** Input for this task follows **

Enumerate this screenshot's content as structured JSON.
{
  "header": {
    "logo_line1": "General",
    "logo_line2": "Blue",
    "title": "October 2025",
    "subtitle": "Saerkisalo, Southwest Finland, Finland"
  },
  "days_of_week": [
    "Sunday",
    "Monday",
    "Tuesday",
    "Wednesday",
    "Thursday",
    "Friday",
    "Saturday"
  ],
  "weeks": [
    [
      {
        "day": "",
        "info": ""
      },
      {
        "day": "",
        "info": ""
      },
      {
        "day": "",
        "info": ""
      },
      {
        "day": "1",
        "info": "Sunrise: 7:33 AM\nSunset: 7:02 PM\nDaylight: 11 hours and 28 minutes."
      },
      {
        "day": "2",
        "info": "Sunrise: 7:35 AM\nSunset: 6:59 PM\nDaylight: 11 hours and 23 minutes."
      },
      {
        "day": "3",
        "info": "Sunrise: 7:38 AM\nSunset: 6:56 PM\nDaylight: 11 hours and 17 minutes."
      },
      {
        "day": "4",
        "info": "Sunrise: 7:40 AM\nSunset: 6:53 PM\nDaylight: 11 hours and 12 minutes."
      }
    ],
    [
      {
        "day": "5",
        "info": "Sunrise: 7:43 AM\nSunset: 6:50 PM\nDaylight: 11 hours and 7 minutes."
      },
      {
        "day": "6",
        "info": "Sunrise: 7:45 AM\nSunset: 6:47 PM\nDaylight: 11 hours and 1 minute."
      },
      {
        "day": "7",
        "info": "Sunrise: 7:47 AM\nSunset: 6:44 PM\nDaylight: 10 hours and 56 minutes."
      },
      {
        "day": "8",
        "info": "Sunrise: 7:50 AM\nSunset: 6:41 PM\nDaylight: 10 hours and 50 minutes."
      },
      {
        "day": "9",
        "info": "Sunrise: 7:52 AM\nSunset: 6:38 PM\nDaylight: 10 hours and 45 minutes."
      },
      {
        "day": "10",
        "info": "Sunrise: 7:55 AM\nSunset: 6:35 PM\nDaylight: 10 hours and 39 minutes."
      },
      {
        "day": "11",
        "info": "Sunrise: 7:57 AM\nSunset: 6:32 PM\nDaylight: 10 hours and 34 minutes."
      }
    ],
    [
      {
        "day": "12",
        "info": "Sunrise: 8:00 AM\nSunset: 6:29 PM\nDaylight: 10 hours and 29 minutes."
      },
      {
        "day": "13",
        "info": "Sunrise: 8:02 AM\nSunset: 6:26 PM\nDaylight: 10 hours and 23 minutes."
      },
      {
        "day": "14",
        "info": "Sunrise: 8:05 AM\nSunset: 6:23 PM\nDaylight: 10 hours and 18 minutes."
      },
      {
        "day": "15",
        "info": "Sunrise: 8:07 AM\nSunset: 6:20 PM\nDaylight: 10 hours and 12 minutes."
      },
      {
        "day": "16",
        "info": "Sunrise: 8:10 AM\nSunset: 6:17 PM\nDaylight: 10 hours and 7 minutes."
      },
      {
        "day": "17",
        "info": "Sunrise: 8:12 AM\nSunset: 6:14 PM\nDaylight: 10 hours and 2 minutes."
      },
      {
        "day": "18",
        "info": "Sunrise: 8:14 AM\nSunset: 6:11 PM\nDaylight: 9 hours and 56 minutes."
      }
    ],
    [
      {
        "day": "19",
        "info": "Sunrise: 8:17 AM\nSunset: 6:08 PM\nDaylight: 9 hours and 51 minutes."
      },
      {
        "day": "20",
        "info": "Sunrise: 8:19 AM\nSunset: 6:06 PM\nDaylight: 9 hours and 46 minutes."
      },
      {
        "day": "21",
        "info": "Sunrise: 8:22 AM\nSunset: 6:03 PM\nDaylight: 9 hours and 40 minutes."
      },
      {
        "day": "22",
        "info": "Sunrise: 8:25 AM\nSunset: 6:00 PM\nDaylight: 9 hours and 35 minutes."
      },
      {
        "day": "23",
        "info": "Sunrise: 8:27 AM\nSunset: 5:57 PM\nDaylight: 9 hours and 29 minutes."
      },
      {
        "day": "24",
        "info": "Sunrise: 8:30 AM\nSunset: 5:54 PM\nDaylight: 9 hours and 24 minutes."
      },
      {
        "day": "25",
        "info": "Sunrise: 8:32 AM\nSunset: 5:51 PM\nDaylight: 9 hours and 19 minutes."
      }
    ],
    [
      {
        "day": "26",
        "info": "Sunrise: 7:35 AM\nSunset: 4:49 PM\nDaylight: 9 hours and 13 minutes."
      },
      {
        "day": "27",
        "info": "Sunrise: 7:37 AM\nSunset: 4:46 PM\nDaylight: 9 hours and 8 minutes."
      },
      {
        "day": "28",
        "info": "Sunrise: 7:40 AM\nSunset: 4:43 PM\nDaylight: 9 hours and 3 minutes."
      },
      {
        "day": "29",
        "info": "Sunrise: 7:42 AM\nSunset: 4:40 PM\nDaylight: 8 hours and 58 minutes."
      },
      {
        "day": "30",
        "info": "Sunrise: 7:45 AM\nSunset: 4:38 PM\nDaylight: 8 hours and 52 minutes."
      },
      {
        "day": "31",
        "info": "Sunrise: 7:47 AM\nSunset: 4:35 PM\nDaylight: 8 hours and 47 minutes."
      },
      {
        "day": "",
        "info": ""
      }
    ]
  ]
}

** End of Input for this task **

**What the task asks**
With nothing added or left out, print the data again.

**Answer for the task**
Enumerate this screenshot's content as structured JSON.
{
  "header": {
    "logo_line1": "General",
    "logo_line2": "Blue",
    "title": "October 2025",
    "subtitle": "Saerkisalo, Southwest Finland, Finland"
  },
  "days_of_week": [
    "Sunday",
    "Monday",
    "Tuesday",
    "Wednesday",
    "Thursday",
    "Friday",
    "Saturday"
  ],
  "weeks": [
    [
      {
        "day": "",
        "info": ""
      },
      {
        "day": "",
        "info": ""
      },
      {
        "day": "",
        "info": ""
      },
      {
        "day": "1",
        "info": "Sunrise: 7:33 AM\nSunset: 7:02 PM\nDaylight: 11 hours and 28 minutes."
      },
      {
        "day": "2",
        "info": "Sunrise: 7:35 AM\nSunset: 6:59 PM\nDaylight: 11 hours and 23 minutes."
      },
      {
        "day": "3",
        "info": "Sunrise: 7:38 AM\nSunset: 6:56 PM\nDaylight: 11 hours and 17 minutes."
      },
      {
        "day": "4",
        "info": "Sunrise: 7:40 AM\nSunset: 6:53 PM\nDaylight: 11 hours and 12 minutes."
      }
    ],
    [
      {
        "day": "5",
        "info": "Sunrise: 7:43 AM\nSunset: 6:50 PM\nDaylight: 11 hours and 7 minutes."
      },
      {
        "day": "6",
        "info": "Sunrise: 7:45 AM\nSunset: 6:47 PM\nDaylight: 11 hours and 1 minute."
      },
      {
        "day": "7",
        "info": "Sunrise: 7:47 AM\nSunset: 6:44 PM\nDaylight: 10 hours and 56 minutes."
      },
      {
        "day": "8",
        "info": "Sunrise: 7:50 AM\nSunset: 6:41 PM\nDaylight: 10 hours and 50 minutes."
      },
      {
        "day": "9",
        "info": "Sunrise: 7:52 AM\nSunset: 6:38 PM\nDaylight: 10 hours and 45 minutes."
      },
      {
        "day": "10",
        "info": "Sunrise: 7:55 AM\nSunset: 6:35 PM\nDaylight: 10 hours and 39 minutes."
      },
      {
        "day": "11",
        "info": "Sunrise: 7:57 AM\nSunset: 6:32 PM\nDaylight: 10 hours and 34 minutes."
      }
    ],
    [
      {
        "day": "12",
        "info": "Sunrise: 8:00 AM\nSunset: 6:29 PM\nDaylight: 10 hours and 29 minutes."
      },
      {
        "day": "13",
        "info": "Sunrise: 8:02 AM\nSunset: 6:26 PM\nDaylight: 10 hours and 23 minutes."
      },
      {
        "day": "14",
        "info": "Sunrise: 8:05 AM\nSunset: 6:23 PM\nDaylight: 10 hours and 18 minutes."
      },
      {
        "day": "15",
        "info": "Sunrise: 8:07 AM\nSunset: 6:20 PM\nDaylight: 10 hours and 12 minutes."
      },
      {
        "day": "16",
        "info": "Sunrise: 8:10 AM\nSunset: 6:17 PM\nDaylight: 10 hours and 7 minutes."
      },
      {
        "day": "17",
        "info": "Sunrise: 8:12 AM\nSunset: 6:14 PM\nDaylight: 10 hours and 2 minutes."
      },
      {
        "day": "18",
        "info": "Sunrise: 8:14 AM\nSunset: 6:11 PM\nDaylight: 9 hours and 56 minutes."
      }
    ],
    [
      {
        "day": "19",
        "info": "Sunrise: 8:17 AM\nSunset: 6:08 PM\nDaylight: 9 hours and 51 minutes."
      },
      {
        "day": "20",
        "info": "Sunrise: 8:19 AM\nSunset: 6:06 PM\nDaylight: 9 hours and 46 minutes."
      },
      {
        "day": "21",
        "info": "Sunrise: 8:22 AM\nSunset: 6:03 PM\nDaylight: 9 hours and 40 minutes."
      },
      {
        "day": "22",
        "info": "Sunrise: 8:25 AM\nSunset: 6:00 PM\nDaylight: 9 hours and 35 minutes."
      },
      {
        "day": "23",
        "info": "Sunrise: 8:27 AM\nSunset: 5:57 PM\nDaylight: 9 hours and 29 minutes."
      },
      {
        "day": "24",
        "info": "Sunrise: 8:30 AM\nSunset: 5:54 PM\nDaylight: 9 hours and 24 minutes."
      },
      {
        "day": "25",
        "info": "Sunrise: 8:32 AM\nSunset: 5:51 PM\nDaylight: 9 hours and 19 minutes."
      }
    ],
    [
      {
        "day": "26",
        "info": "Sunrise: 7:35 AM\nSunset: 4:49 PM\nDaylight: 9 hours and 13 minutes."
      },
      {
        "day": "27",
        "info": "Sunrise: 7:37 AM\nSunset: 4:46 PM\nDaylight: 9 hours and 8 minutes."
      },
      {
        "day": "28",
        "info": "Sunrise: 7:40 AM\nSunset: 4:43 PM\nDaylight: 9 hours and 3 minutes."
      },
      {
        "day": "29",
        "info": "Sunrise: 7:42 AM\nSunset: 4:40 PM\nDaylight: 8 hours and 58 minutes."
      },
      {
        "day": "30",
        "info": "Sunrise: 7:45 AM\nSunset: 4:38 PM\nDaylight: 8 hours and 52 minutes."
      },
      {
        "day": "31",
        "info": "Sunrise: 7:47 AM\nSunset: 4:35 PM\nDaylight: 8 hours and 47 minutes."
      },
      {
        "day": "",
        "info": ""
      }
    ]
  ]
}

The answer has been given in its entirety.